Your answer should hold each line of the material that contains the word "Dispositivos".

──────────────────────────────

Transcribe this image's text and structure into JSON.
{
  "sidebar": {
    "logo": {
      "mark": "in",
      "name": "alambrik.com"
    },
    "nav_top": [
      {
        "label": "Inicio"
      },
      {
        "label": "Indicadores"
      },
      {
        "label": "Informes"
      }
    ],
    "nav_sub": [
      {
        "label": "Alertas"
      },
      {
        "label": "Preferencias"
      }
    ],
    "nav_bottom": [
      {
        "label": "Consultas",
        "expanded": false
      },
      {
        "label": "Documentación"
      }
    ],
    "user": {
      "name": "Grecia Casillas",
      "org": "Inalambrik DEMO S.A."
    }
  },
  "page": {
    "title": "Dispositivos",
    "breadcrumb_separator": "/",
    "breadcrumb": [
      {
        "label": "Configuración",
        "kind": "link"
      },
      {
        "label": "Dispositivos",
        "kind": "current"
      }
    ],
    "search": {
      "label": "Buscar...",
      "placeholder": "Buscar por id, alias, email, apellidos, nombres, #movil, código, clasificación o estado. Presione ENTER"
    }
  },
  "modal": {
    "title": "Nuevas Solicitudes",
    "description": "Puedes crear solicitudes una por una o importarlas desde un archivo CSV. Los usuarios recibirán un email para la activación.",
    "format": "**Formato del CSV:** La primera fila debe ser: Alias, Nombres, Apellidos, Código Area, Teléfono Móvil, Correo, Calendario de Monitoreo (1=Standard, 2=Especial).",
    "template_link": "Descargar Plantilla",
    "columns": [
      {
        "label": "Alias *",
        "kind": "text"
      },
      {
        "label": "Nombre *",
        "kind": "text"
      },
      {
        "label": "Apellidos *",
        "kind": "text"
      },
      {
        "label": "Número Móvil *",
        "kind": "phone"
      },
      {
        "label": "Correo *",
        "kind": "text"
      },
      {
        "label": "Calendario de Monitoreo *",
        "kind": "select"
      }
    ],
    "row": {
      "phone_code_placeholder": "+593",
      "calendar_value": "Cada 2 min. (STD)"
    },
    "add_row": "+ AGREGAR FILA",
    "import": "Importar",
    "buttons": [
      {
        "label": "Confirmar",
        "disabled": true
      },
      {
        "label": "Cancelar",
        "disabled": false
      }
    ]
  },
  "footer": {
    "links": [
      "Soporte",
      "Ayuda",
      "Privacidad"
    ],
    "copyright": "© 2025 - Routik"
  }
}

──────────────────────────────

Written answer
    "title": "Dispositivos",
        "label": "Dispositivos",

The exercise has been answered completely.